_PROBLEM DETAILS_.
The answer must be an exact reproduction of all the entries.

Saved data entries
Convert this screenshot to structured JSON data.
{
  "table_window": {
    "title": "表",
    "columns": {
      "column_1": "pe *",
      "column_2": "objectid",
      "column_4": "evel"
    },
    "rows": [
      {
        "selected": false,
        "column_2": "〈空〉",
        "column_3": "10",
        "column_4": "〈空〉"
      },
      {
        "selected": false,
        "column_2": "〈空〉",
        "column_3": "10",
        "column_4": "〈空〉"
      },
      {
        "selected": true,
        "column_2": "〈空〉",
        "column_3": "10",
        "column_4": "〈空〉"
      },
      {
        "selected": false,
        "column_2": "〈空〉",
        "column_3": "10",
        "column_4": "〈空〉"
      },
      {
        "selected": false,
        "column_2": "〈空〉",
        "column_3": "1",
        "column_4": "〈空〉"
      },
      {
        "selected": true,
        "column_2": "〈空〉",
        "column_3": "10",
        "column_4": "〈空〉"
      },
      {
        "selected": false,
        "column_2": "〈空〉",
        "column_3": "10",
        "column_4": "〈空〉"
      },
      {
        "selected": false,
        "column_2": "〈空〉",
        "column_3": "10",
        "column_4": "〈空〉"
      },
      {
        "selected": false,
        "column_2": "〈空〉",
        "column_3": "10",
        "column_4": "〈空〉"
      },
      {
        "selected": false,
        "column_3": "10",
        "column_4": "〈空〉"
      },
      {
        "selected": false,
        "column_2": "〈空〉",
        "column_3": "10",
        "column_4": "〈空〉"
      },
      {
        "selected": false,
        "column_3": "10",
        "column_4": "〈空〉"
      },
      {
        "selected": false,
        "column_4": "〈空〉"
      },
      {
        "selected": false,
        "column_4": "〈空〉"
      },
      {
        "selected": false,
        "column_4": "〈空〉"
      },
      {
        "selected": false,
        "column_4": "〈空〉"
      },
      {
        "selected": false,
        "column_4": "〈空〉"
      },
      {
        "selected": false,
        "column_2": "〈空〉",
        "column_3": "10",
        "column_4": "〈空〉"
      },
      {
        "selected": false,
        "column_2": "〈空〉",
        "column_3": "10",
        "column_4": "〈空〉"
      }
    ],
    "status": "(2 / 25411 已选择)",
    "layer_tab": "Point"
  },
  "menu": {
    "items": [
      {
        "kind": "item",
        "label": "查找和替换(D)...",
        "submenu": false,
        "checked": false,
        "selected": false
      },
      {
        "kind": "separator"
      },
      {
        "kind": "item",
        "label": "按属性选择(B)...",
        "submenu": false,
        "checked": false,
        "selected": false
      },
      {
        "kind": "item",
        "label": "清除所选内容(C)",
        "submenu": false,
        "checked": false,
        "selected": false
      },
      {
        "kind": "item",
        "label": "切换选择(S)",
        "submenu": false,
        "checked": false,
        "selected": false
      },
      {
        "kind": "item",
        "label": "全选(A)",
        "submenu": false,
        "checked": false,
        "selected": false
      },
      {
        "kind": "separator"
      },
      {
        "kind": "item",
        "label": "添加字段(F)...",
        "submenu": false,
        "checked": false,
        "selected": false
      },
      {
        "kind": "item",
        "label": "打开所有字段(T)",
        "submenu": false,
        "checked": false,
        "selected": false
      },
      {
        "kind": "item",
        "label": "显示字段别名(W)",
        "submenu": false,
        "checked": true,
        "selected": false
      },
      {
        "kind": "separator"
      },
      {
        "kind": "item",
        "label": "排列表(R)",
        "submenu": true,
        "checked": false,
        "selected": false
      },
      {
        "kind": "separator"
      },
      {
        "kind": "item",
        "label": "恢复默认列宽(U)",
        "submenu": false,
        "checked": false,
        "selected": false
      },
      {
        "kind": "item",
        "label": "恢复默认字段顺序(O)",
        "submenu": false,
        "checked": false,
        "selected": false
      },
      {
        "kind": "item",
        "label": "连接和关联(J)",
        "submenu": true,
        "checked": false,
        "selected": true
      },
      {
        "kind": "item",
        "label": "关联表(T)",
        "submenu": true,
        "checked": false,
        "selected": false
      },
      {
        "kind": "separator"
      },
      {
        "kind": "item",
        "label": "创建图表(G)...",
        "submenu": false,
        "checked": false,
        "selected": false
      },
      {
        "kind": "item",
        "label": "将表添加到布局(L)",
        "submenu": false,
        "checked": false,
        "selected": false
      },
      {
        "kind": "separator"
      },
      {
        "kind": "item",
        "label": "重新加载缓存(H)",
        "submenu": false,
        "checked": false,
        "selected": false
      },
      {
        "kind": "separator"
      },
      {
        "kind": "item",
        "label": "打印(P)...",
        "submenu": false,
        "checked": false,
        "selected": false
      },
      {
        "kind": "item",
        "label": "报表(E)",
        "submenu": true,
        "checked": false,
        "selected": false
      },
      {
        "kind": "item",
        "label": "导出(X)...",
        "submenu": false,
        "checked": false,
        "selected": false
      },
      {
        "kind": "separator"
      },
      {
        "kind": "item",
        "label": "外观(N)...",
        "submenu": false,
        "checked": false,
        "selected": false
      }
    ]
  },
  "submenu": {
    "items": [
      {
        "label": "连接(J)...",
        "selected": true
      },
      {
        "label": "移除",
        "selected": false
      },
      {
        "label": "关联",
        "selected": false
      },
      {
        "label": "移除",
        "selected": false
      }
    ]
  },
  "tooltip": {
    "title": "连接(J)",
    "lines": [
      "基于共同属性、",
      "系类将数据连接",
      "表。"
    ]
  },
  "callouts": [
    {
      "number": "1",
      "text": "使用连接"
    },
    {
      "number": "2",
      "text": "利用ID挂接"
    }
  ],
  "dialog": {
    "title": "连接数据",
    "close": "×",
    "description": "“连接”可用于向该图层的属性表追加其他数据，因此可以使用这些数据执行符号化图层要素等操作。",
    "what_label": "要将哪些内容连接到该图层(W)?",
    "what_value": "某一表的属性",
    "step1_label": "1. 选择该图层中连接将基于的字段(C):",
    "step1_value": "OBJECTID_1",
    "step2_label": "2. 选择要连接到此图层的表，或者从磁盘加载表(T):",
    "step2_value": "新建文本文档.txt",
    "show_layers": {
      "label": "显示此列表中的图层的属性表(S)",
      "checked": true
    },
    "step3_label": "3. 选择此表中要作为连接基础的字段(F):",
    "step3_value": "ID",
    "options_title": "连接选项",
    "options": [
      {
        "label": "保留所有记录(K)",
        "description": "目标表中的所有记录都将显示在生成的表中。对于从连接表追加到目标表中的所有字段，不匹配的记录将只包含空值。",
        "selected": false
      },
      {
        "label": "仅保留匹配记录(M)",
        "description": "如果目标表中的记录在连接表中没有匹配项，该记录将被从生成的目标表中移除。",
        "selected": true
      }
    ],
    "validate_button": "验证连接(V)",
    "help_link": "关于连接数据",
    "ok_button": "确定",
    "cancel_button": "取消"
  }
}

_RESPONSE TO THE TASK_.
Convert this screenshot to structured JSON data.
{
  "table_window": {
    "title": "表",
    "columns": {
      "column_1": "pe *",
      "column_2": "objectid",
      "column_4": "evel"
    },
    "rows": [
      {
        "selected": false,
        "column_2": "〈空〉",
        "column_3": "10",
        "column_4": "〈空〉"
      },
      {
        "selected": false,
        "column_2": "〈空〉",
        "column_3": "10",
        "column_4": "〈空〉"
      },
      {
        "selected": true,
        "column_2": "〈空〉",
        "column_3": "10",
        "column_4": "〈空〉"
      },
      {
        "selected": false,
        "column_2": "〈空〉",
        "column_3": "10",
        "column_4": "〈空〉"
      },
      {
        "selected": false,
        "column_2": "〈空〉",
        "column_3": "1",
        "column_4": "〈空〉"
      },
      {
        "selected": true,
        "column_2": "〈空〉",
        "column_3": "10",
        "column_4": "〈空〉"
      },
      {
        "selected": false,
        "column_2": "〈空〉",
        "column_3": "10",
        "column_4": "〈空〉"
      },
      {
        "selected": false,
        "column_2": "〈空〉",
        "column_3": "10",
        "column_4": "〈空〉"
      },
      {
        "selected": false,
        "column_2": "〈空〉",
        "column_3": "10",
        "column_4": "〈空〉"
      },
      {
        "selected": false,
        "column_3": "10",
        "column_4": "〈空〉"
      },
      {
        "selected": false,
        "column_2": "〈空〉",
        "column_3": "10",
        "column_4": "〈空〉"
      },
      {
        "selected": false,
        "column_3": "10",
        "column_4": "〈空〉"
      },
      {
        "selected": false,
        "column_4": "〈空〉"
      },
      {
        "selected": false,
        "column_4": "〈空〉"
      },
      {
        "selected": false,
        "column_4": "〈空〉"
      },
      {
        "selected": false,
        "column_4": "〈空〉"
      },
      {
        "selected": false,
        "column_4": "〈空〉"
      },
      {
        "selected": false,
        "column_2": "〈空〉",
        "column_3": "10",
        "column_4": "〈空〉"
      },
      {
        "selected": false,
        "column_2": "〈空〉",
        "column_3": "10",
        "column_4": "〈空〉"
      }
    ],
    "status": "(2 / 25411 已选择)",
    "layer_tab": "Point"
  },
  "menu": {
    "items": [
      {
        "kind": "item",
        "label": "查找和替换(D)...",
        "submenu": false,
        "checked": false,
        "selected": false
      },
      {
        "kind": "separator"
      },
      {
        "kind": "item",
        "label": "按属性选择(B)...",
        "submenu": false,
        "checked": false,
        "selected": false
      },
      {
        "kind": "item",
        "label": "清除所选内容(C)",
        "submenu": false,
        "checked": false,
        "selected": false
      },
      {
        "kind": "item",
        "label": "切换选择(S)",
        "submenu": false,
        "checked": false,
        "selected": false
      },
      {
        "kind": "item",
        "label": "全选(A)",
        "submenu": false,
        "checked": false,
        "selected": false
      },
      {
        "kind": "separator"
      },
      {
        "kind": "item",
        "label": "添加字段(F)...",
        "submenu": false,
        "checked": false,
        "selected": false
      },
      {
        "kind": "item",
        "label": "打开所有字段(T)",
        "submenu": false,
        "checked": false,
        "selected": false
      },
      {
        "kind": "item",
        "label": "显示字段别名(W)",
        "submenu": false,
        "checked": true,
        "selected": false
      },
      {
        "kind": "separator"
      },
      {
        "kind": "item",
        "label": "排列表(R)",
        "submenu": true,
        "checked": false,
        "selected": false
      },
      {
        "kind": "separator"
      },
      {
        "kind": "item",
        "label": "恢复默认列宽(U)",
        "submenu": false,
        "checked": false,
        "selected": false
      },
      {
        "kind": "item",
        "label": "恢复默认字段顺序(O)",
        "submenu": false,
        "checked": false,
        "selected": false
      },
      {
        "kind": "item",
        "label": "连接和关联(J)",
        "submenu": true,
        "checked": false,
        "selected": true
      },
      {
        "kind": "item",
        "label": "关联表(T)",
        "submenu": true,
        "checked": false,
        "selected": false
      },
      {
        "kind": "separator"
      },
      {
        "kind": "item",
        "label": "创建图表(G)...",
        "submenu": false,
        "checked": false,
        "selected": false
      },
      {
        "kind": "item",
        "label": "将表添加到布局(L)",
        "submenu": false,
        "checked": false,
        "selected": false
      },
      {
        "kind": "separator"
      },
      {
        "kind": "item",
        "label": "重新加载缓存(H)",
        "submenu": false,
        "checked": false,
        "selected": false
      },
      {
        "kind": "separator"
      },
      {
        "kind": "item",
        "label": "打印(P)...",
        "submenu": false,
        "checked": false,
        "selected": false
      },
      {
        "kind": "item",
        "label": "报表(E)",
        "submenu": true,
        "checked": false,
        "selected": false
      },
      {
        "kind": "item",
        "label": "导出(X)...",
        "submenu": false,
        "checked": false,
        "selected": false
      },
      {
        "kind": "separator"
      },
      {
        "kind": "item",
        "label": "外观(N)...",
        "submenu": false,
        "checked": false,
        "selected": false
      }
    ]
  },
  "submenu": {
    "items": [
      {
        "label": "连接(J)...",
        "selected": true
      },
      {
        "label": "移除",
        "selected": false
      },
      {
        "label": "关联",
        "selected": false
      },
      {
        "label": "移除",
        "selected": false
      }
    ]
  },
  "tooltip": {
    "title": "连接(J)",
    "lines": [
      "基于共同属性、",
      "系类将数据连接",
      "表。"
    ]
  },
  "callouts": [
    {
      "number": "1",
      "text": "使用连接"
    },
    {
      "number": "2",
      "text": "利用ID挂接"
    }
  ],
  "dialog": {
    "title": "连接数据",
    "close": "×",
    "description": "“连接”可用于向该图层的属性表追加其他数据，因此可以使用这些数据执行符号化图层要素等操作。",
    "what_label": "要将哪些内容连接到该图层(W)?",
    "what_value": "某一表的属性",
    "step1_label": "1. 选择该图层中连接将基于的字段(C):",
    "step1_value": "OBJECTID_1",
    "step2_label": "2. 选择要连接到此图层的表，或者从磁盘加载表(T):",
    "step2_value": "新建文本文档.txt",
    "show_layers": {
      "label": "显示此列表中的图层的属性表(S)",
      "checked": true
    },
    "step3_label": "3. 选择此表中要作为连接基础的字段(F):",
    "step3_value": "ID",
    "options_title": "连接选项",
    "options": [
      {
        "label": "保留所有记录(K)",
        "description": "目标表中的所有记录都将显示在生成的表中。对于从连接表追加到目标表中的所有字段，不匹配的记录将只包含空值。",
        "selected": false
      },
      {
        "label": "仅保留匹配记录(M)",
        "description": "如果目标表中的记录在连接表中没有匹配项，该记录将被从生成的目标表中移除。",
        "selected": true
      }
    ],
    "validate_button": "验证连接(V)",
    "help_link": "关于连接数据",
    "ok_button": "确定",
    "cancel_button": "取消"
  }
}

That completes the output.